So, there are these aspects that serve as the “base” for my nonhuman identities, and how I interpret them is my choice. But there is another layer of choice on top of that. It’s most obvious in my alien ‘type, since, being my fursona, her design is my own creation. In fact, I’m most likely going to be giving her a small redesign for the sole purpose of better differentiating her from the canon members of the species. I’ve even designed non-canon forms (we’re shapeshifters) that she and others can take, for fun. All very deliberate. But it’s not the markings or the eye color or the other small details that makes me an alien. If I woke up one day as a phils, it wouldn’t matter to me at all if I looked different than the “me” I designed. That design is largely a symbol, a way of communicating myself to others. My forest spirit 'type is similar. I spent the majority of my time with a vague understanding of its shape (four legs, a certain size range…) because I didn’t feel like it was my right to choose what it looked like until recently. It still doesn’t have a definite design, I do like to keep that mutability, but I have decided that it’s at least tiger-shaped. Tiger and forest spirit work very well together, but there’s no way I can be certain that it’s “correct”. In the end it was my choice to connect them and I feel that it’s made a positive impact on my understanding of my alterhuanity. Again, if I woke up one day as a fox-spirit instead of a tiger-spirit it wouldn’t be much skin off my nose. I wouldn’t be losing any core spirit traits.

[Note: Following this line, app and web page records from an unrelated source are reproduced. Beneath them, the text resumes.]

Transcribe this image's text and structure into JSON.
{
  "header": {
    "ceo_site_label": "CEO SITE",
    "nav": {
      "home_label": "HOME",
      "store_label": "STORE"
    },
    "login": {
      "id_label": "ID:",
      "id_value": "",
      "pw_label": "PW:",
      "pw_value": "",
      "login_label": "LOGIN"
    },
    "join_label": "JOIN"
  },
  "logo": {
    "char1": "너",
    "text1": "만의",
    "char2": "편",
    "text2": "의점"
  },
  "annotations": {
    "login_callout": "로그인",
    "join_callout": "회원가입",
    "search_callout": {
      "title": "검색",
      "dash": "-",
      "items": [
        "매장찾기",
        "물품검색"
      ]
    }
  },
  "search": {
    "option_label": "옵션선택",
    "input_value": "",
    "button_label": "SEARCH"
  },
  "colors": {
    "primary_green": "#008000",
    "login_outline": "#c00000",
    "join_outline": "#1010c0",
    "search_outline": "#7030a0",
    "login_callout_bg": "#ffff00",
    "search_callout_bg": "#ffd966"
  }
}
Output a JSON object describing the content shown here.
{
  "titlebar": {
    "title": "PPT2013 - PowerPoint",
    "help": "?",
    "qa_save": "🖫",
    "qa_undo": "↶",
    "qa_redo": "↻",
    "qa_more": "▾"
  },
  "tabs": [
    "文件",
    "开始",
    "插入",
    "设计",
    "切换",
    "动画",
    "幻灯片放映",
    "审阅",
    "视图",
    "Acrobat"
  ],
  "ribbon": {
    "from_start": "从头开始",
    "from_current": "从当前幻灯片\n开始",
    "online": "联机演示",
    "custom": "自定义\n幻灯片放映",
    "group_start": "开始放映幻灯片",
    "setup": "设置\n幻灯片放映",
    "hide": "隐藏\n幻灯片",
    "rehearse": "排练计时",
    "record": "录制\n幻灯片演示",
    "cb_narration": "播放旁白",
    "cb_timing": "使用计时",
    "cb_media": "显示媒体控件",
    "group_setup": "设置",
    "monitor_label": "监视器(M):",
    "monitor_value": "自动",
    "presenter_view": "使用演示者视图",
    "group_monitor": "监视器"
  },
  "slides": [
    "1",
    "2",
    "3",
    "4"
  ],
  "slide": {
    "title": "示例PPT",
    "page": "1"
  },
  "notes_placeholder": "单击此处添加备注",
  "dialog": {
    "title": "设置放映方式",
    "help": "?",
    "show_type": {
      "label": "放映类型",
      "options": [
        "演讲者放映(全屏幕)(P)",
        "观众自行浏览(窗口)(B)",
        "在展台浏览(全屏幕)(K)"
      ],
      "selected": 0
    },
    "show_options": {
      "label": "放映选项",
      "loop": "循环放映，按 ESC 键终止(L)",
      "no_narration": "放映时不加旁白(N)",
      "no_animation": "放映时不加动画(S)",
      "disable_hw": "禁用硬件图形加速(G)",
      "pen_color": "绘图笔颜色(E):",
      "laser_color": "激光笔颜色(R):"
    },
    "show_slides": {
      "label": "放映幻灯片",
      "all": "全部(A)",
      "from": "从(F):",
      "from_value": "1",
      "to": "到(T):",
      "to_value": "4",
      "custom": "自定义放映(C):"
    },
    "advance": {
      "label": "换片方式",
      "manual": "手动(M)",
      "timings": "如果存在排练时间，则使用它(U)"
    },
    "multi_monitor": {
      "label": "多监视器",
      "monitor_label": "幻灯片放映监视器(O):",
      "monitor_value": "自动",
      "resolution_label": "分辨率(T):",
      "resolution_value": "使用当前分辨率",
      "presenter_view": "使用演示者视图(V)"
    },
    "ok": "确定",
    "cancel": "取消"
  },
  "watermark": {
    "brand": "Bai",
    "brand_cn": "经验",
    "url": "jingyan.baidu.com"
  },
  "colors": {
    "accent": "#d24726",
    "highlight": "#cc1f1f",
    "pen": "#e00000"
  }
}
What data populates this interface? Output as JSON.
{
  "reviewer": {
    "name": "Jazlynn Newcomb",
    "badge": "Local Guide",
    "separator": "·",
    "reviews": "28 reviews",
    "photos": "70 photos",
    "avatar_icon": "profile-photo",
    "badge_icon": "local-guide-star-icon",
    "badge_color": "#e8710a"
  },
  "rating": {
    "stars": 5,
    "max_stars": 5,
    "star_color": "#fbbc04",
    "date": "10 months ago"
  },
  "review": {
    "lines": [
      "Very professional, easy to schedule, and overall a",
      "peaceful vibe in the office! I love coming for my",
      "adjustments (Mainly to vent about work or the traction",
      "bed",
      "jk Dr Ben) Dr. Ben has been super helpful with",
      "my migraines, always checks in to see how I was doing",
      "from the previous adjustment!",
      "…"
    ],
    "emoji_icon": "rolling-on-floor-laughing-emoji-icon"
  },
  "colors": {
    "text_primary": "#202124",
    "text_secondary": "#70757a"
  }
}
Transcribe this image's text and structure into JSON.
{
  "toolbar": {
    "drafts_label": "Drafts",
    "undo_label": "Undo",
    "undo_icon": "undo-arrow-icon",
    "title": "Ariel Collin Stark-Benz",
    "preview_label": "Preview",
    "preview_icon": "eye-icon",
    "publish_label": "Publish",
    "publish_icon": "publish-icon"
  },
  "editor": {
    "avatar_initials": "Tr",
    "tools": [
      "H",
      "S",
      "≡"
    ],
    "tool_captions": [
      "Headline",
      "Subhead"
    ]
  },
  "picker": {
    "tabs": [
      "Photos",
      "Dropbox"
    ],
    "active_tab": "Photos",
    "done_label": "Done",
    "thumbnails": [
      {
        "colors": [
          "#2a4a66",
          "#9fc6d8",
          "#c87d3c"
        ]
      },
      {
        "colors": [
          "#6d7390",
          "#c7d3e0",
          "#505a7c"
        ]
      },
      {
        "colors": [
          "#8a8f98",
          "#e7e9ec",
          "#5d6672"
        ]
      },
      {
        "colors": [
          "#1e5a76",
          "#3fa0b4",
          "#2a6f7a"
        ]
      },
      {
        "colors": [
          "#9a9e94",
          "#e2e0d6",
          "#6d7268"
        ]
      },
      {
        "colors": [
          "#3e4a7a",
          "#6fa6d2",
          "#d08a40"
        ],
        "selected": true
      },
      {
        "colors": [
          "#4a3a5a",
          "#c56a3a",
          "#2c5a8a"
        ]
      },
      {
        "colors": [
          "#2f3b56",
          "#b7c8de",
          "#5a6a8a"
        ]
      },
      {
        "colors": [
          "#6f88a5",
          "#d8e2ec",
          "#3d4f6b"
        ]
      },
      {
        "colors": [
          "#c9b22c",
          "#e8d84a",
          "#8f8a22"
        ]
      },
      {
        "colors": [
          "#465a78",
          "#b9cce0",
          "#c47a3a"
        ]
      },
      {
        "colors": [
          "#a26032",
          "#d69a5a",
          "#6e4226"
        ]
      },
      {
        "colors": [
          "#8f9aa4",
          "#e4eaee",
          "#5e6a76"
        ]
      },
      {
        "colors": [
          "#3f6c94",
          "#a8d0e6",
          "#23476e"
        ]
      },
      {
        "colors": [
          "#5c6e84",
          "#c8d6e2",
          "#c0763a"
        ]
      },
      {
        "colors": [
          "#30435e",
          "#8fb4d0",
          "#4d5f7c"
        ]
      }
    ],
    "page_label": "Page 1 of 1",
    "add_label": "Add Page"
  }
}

Being in the middle has always suited me. Many parts of me are liminal, flexible, so it makes sense to stand at the crossroads here as well. Honestly, I don't know if there even is a crossroads, or if we've just created one through language. Everyone experiences non- and/or alterhuman identity in their own ways. But I know that the distinction between voluntary and involuntary is important to some, and I do agree that words such as quoiluntary have their place when describing our experiences. I worry sometimes, because I don’t know exactly how much I’ve chosen, I worry about whether or not I’m “fake”. But then I remember that it doesn't really matter, something intentional can still have a profound impact on one's life. I certainly don’t believe that turning back around and deciding that I’m 100% human because I'm not Definitely Otherkin (which has happened before) would help me any.